**Your assignment**
Everything in the listing below must be set down again exactly.

⁂

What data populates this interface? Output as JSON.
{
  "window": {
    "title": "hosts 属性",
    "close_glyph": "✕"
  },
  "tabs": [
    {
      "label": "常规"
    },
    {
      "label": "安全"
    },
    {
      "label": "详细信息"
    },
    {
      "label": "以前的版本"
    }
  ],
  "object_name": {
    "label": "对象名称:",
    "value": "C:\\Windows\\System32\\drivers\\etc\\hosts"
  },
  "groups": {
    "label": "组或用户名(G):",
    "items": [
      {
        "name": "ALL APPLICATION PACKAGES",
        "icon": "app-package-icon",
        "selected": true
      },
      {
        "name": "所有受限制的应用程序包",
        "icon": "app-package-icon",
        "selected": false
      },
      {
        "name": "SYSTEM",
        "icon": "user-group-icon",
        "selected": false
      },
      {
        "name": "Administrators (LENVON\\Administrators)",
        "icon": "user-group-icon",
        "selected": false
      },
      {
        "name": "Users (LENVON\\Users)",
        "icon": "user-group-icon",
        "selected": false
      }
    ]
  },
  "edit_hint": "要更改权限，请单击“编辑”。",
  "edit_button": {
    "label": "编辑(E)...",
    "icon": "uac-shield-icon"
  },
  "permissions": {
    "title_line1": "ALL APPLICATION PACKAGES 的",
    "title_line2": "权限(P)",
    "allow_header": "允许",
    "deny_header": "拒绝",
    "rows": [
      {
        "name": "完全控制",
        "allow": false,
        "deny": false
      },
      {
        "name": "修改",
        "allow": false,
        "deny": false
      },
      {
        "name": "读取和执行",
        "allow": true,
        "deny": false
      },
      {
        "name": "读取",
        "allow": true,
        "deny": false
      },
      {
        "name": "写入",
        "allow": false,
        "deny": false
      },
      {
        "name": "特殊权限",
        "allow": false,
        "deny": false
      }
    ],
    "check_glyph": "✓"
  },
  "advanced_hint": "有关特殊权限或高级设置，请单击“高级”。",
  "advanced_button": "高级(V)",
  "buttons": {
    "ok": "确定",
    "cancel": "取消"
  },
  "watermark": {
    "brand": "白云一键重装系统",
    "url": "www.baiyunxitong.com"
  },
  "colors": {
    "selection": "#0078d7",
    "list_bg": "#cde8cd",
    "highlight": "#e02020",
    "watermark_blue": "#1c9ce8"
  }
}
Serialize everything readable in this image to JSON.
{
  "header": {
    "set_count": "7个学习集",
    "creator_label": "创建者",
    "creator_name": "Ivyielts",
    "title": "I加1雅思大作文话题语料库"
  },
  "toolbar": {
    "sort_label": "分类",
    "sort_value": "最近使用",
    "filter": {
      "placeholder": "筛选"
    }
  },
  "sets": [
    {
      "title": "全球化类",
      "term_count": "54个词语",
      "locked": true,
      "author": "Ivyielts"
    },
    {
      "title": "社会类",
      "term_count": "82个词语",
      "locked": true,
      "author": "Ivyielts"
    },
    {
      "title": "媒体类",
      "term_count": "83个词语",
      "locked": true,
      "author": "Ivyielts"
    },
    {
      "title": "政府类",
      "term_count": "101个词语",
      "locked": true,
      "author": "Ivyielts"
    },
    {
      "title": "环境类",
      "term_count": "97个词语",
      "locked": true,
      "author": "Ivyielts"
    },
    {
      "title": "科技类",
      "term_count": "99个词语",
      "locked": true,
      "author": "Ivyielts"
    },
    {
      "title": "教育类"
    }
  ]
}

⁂

**Result of the exercise**
What data populates this interface? Output as JSON.
{
  "window": {
    "title": "hosts 属性",
    "close_glyph": "✕"
  },
  "tabs": [
    {
      "label": "常规"
    },
    {
      "label": "安全"
    },
    {
      "label": "详细信息"
    },
    {
      "label": "以前的版本"
    }
  ],
  "object_name": {
    "label": "对象名称:",
    "value": "C:\\Windows\\System32\\drivers\\etc\\hosts"
  },
  "groups": {
    "label": "组或用户名(G):",
    "items": [
      {
        "name": "ALL APPLICATION PACKAGES",
        "icon": "app-package-icon",
        "selected": true
      },
      {
        "name": "所有受限制的应用程序包",
        "icon": "app-package-icon",
        "selected": false
      },
      {
        "name": "SYSTEM",
        "icon": "user-group-icon",
        "selected": false
      },
      {
        "name": "Administrators (LENVON\\Administrators)",
        "icon": "user-group-icon",
        "selected": false
      },
      {
        "name": "Users (LENVON\\Users)",
        "icon": "user-group-icon",
        "selected": false
      }
    ]
  },
  "edit_hint": "要更改权限，请单击“编辑”。",
  "edit_button": {
    "label": "编辑(E)...",
    "icon": "uac-shield-icon"
  },
  "permissions": {
    "title_line1": "ALL APPLICATION PACKAGES 的",
    "title_line2": "权限(P)",
    "allow_header": "允许",
    "deny_header": "拒绝",
    "rows": [
      {
        "name": "完全控制",
        "allow": false,
        "deny": false
      },
      {
        "name": "修改",
        "allow": false,
        "deny": false
      },
      {
        "name": "读取和执行",
        "allow": true,
        "deny": false
      },
      {
        "name": "读取",
        "allow": true,
        "deny": false
      },
      {
        "name": "写入",
        "allow": false,
        "deny": false
      },
      {
        "name": "特殊权限",
        "allow": false,
        "deny": false
      }
    ],
    "check_glyph": "✓"
  },
  "advanced_hint": "有关特殊权限或高级设置，请单击“高级”。",
  "advanced_button": "高级(V)",
  "buttons": {
    "ok": "确定",
    "cancel": "取消"
  },
  "watermark": {
    "brand": "白云一键重装系统",
    "url": "www.baiyunxitong.com"
  },
  "colors": {
    "selection": "#0078d7",
    "list_bg": "#cde8cd",
    "highlight": "#e02020",
    "watermark_blue": "#1c9ce8"
  }
}
Serialize everything readable in this image to JSON.
{
  "header": {
    "set_count": "7个学习集",
    "creator_label": "创建者",
    "creator_name": "Ivyielts",
    "title": "I加1雅思大作文话题语料库"
  },
  "toolbar": {
    "sort_label": "分类",
    "sort_value": "最近使用",
    "filter": {
      "placeholder": "筛选"
    }
  },
  "sets": [
    {
      "title": "全球化类",
      "term_count": "54个词语",
      "locked": true,
      "author": "Ivyielts"
    },
    {
      "title": "社会类",
      "term_count": "82个词语",
      "locked": true,
      "author": "Ivyielts"
    },
    {
      "title": "媒体类",
      "term_count": "83个词语",
      "locked": true,
      "author": "Ivyielts"
    },
    {
      "title": "政府类",
      "term_count": "101个词语",
      "locked": true,
      "author": "Ivyielts"
    },
    {
      "title": "环境类",
      "term_count": "97个词语",
      "locked": true,
      "author": "Ivyielts"
    },
    {
      "title": "科技类",
      "term_count": "99个词语",
      "locked": true,
      "author": "Ivyielts"
    },
    {
      "title": "教育类"
    }
  ]
}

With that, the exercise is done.